> [Task instructions]: An exact reproduction of all entries is required.

> [Source data]:
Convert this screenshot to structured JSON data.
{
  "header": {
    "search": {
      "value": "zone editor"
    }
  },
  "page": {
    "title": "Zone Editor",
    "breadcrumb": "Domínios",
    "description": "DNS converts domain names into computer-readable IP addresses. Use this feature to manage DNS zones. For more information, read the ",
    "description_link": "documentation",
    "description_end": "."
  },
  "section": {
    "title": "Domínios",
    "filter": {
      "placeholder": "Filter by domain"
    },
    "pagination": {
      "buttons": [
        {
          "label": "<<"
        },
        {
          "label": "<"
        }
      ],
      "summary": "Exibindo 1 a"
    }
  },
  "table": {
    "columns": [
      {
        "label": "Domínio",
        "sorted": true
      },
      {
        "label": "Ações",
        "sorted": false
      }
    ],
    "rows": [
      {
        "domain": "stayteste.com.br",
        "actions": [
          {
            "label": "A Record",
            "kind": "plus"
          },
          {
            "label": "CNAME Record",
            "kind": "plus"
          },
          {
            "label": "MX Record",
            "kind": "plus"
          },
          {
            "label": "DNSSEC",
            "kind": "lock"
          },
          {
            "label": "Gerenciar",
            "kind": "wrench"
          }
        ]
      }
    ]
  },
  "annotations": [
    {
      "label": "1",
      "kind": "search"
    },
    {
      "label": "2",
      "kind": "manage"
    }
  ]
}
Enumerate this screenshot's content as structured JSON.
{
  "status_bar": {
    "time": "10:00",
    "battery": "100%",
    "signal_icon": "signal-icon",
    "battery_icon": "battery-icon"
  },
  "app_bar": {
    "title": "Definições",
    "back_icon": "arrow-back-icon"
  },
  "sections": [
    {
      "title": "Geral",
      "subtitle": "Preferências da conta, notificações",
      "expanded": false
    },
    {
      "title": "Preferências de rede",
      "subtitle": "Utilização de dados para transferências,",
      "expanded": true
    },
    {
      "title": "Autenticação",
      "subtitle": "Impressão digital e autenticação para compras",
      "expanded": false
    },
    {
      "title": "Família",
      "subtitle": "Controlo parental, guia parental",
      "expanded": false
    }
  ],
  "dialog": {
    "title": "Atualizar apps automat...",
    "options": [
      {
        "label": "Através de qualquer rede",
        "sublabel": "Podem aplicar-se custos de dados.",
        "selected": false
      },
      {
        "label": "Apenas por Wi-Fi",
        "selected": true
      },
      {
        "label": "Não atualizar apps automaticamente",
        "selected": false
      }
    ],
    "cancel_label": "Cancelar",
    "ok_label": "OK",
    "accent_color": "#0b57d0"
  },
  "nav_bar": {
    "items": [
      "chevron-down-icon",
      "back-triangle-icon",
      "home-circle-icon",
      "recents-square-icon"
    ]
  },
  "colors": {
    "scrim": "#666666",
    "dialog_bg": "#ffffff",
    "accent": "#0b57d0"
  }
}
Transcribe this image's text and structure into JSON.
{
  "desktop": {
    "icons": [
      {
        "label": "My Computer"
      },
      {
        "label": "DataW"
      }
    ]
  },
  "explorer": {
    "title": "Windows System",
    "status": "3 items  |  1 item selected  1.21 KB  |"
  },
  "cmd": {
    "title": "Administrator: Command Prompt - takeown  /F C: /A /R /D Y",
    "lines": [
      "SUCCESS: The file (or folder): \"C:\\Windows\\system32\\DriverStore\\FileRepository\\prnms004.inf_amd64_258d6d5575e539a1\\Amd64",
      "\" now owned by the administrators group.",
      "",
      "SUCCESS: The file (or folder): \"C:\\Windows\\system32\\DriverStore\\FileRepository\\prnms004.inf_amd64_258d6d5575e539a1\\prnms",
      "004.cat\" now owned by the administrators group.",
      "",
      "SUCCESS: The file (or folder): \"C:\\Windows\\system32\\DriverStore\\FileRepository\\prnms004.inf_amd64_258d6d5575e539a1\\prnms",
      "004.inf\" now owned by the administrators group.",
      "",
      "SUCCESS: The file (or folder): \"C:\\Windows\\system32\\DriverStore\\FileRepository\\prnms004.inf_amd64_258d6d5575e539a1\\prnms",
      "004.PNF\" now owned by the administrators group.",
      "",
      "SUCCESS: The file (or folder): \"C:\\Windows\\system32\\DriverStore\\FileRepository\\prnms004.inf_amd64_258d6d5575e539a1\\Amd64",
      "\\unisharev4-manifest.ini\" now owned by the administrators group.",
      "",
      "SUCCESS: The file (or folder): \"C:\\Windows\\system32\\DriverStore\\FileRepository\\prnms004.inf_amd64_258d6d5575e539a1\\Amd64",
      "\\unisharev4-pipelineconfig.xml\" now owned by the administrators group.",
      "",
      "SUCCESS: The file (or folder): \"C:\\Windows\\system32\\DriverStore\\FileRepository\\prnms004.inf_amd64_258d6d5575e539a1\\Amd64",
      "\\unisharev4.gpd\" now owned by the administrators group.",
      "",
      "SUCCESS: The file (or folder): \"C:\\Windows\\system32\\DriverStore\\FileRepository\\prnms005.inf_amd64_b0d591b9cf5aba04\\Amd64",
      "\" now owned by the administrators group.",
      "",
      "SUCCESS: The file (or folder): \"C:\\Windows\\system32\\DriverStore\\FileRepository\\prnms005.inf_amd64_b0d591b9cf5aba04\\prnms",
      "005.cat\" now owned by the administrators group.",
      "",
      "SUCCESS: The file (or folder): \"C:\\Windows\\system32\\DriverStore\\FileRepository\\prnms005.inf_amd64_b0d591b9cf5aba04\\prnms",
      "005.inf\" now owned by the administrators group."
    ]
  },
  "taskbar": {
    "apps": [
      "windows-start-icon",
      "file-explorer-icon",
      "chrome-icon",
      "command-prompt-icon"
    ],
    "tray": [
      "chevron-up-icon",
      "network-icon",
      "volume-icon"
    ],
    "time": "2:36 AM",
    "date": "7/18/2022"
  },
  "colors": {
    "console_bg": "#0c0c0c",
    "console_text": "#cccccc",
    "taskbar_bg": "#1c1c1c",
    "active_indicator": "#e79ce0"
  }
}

> [Task output]:
Convert this screenshot to structured JSON data.
{
  "header": {
    "search": {
      "value": "zone editor"
    }
  },
  "page": {
    "title": "Zone Editor",
    "breadcrumb": "Domínios",
    "description": "DNS converts domain names into computer-readable IP addresses. Use this feature to manage DNS zones. For more information, read the ",
    "description_link": "documentation",
    "description_end": "."
  },
  "section": {
    "title": "Domínios",
    "filter": {
      "placeholder": "Filter by domain"
    },
    "pagination": {
      "buttons": [
        {
          "label": "<<"
        },
        {
          "label": "<"
        }
      ],
      "summary": "Exibindo 1 a"
    }
  },
  "table": {
    "columns": [
      {
        "label": "Domínio",
        "sorted": true
      },
      {
        "label": "Ações",
        "sorted": false
      }
    ],
    "rows": [
      {
        "domain": "stayteste.com.br",
        "actions": [
          {
            "label": "A Record",
            "kind": "plus"
          },
          {
            "label": "CNAME Record",
            "kind": "plus"
          },
          {
            "label": "MX Record",
            "kind": "plus"
          },
          {
            "label": "DNSSEC",
            "kind": "lock"
          },
          {
            "label": "Gerenciar",
            "kind": "wrench"
          }
        ]
      }
    ]
  },
  "annotations": [
    {
      "label": "1",
      "kind": "search"
    },
    {
      "label": "2",
      "kind": "manage"
    }
  ]
}
Enumerate this screenshot's content as structured JSON.
{
  "status_bar": {
    "time": "10:00",
    "battery": "100%",
    "signal_icon": "signal-icon",
    "battery_icon": "battery-icon"
  },
  "app_bar": {
    "title": "Definições",
    "back_icon": "arrow-back-icon"
  },
  "sections": [
    {
      "title": "Geral",
      "subtitle": "Preferências da conta, notificações",
      "expanded": false
    },
    {
      "title": "Preferências de rede",
      "subtitle": "Utilização de dados para transferências,",
      "expanded": true
    },
    {
      "title": "Autenticação",
      "subtitle": "Impressão digital e autenticação para compras",
      "expanded": false
    },
    {
      "title": "Família",
      "subtitle": "Controlo parental, guia parental",
      "expanded": false
    }
  ],
  "dialog": {
    "title": "Atualizar apps automat...",
    "options": [
      {
        "label": "Através de qualquer rede",
        "sublabel": "Podem aplicar-se custos de dados.",
        "selected": false
      },
      {
        "label": "Apenas por Wi-Fi",
        "selected": true
      },
      {
        "label": "Não atualizar apps automaticamente",
        "selected": false
      }
    ],
    "cancel_label": "Cancelar",
    "ok_label": "OK",
    "accent_color": "#0b57d0"
  },
  "nav_bar": {
    "items": [
      "chevron-down-icon",
      "back-triangle-icon",
      "home-circle-icon",
      "recents-square-icon"
    ]
  },
  "colors": {
    "scrim": "#666666",
    "dialog_bg": "#ffffff",
    "accent": "#0b57d0"
  }
}
Transcribe this image's text and structure into JSON.
{
  "desktop": {
    "icons": [
      {
        "label": "My Computer"
      },
      {
        "label": "DataW"
      }
    ]
  },
  "explorer": {
    "title": "Windows System",
    "status": "3 items  |  1 item selected  1.21 KB  |"
  },
  "cmd": {
    "title": "Administrator: Command Prompt - takeown  /F C: /A /R /D Y",
    "lines": [
      "SUCCESS: The file (or folder): \"C:\\Windows\\system32\\DriverStore\\FileRepository\\prnms004.inf_amd64_258d6d5575e539a1\\Amd64",
      "\" now owned by the administrators group.",
      "",
      "SUCCESS: The file (or folder): \"C:\\Windows\\system32\\DriverStore\\FileRepository\\prnms004.inf_amd64_258d6d5575e539a1\\prnms",
      "004.cat\" now owned by the administrators group.",
      "",
      "SUCCESS: The file (or folder): \"C:\\Windows\\system32\\DriverStore\\FileRepository\\prnms004.inf_amd64_258d6d5575e539a1\\prnms",
      "004.inf\" now owned by the administrators group.",
      "",
      "SUCCESS: The file (or folder): \"C:\\Windows\\system32\\DriverStore\\FileRepository\\prnms004.inf_amd64_258d6d5575e539a1\\prnms",
      "004.PNF\" now owned by the administrators group.",
      "",
      "SUCCESS: The file (or folder): \"C:\\Windows\\system32\\DriverStore\\FileRepository\\prnms004.inf_amd64_258d6d5575e539a1\\Amd64",
      "\\unisharev4-manifest.ini\" now owned by the administrators group.",
      "",
      "SUCCESS: The file (or folder): \"C:\\Windows\\system32\\DriverStore\\FileRepository\\prnms004.inf_amd64_258d6d5575e539a1\\Amd64",
      "\\unisharev4-pipelineconfig.xml\" now owned by the administrators group.",
      "",
      "SUCCESS: The file (or folder): \"C:\\Windows\\system32\\DriverStore\\FileRepository\\prnms004.inf_amd64_258d6d5575e539a1\\Amd64",
      "\\unisharev4.gpd\" now owned by the administrators group.",
      "",
      "SUCCESS: The file (or folder): \"C:\\Windows\\system32\\DriverStore\\FileRepository\\prnms005.inf_amd64_b0d591b9cf5aba04\\Amd64",
      "\" now owned by the administrators group.",
      "",
      "SUCCESS: The file (or folder): \"C:\\Windows\\system32\\DriverStore\\FileRepository\\prnms005.inf_amd64_b0d591b9cf5aba04\\prnms",
      "005.cat\" now owned by the administrators group.",
      "",
      "SUCCESS: The file (or folder): \"C:\\Windows\\system32\\DriverStore\\FileRepository\\prnms005.inf_amd64_b0d591b9cf5aba04\\prnms",
      "005.inf\" now owned by the administrators group."
    ]
  },
  "taskbar": {
    "apps": [
      "windows-start-icon",
      "file-explorer-icon",
      "chrome-icon",
      "command-prompt-icon"
    ],
    "tray": [
      "chevron-up-icon",
      "network-icon",
      "volume-icon"
    ],
    "time": "2:36 AM",
    "date": "7/18/2022"
  },
  "colors": {
    "console_bg": "#0c0c0c",
    "console_text": "#cccccc",
    "taskbar_bg": "#1c1c1c",
    "active_indicator": "#e79ce0"
  }
}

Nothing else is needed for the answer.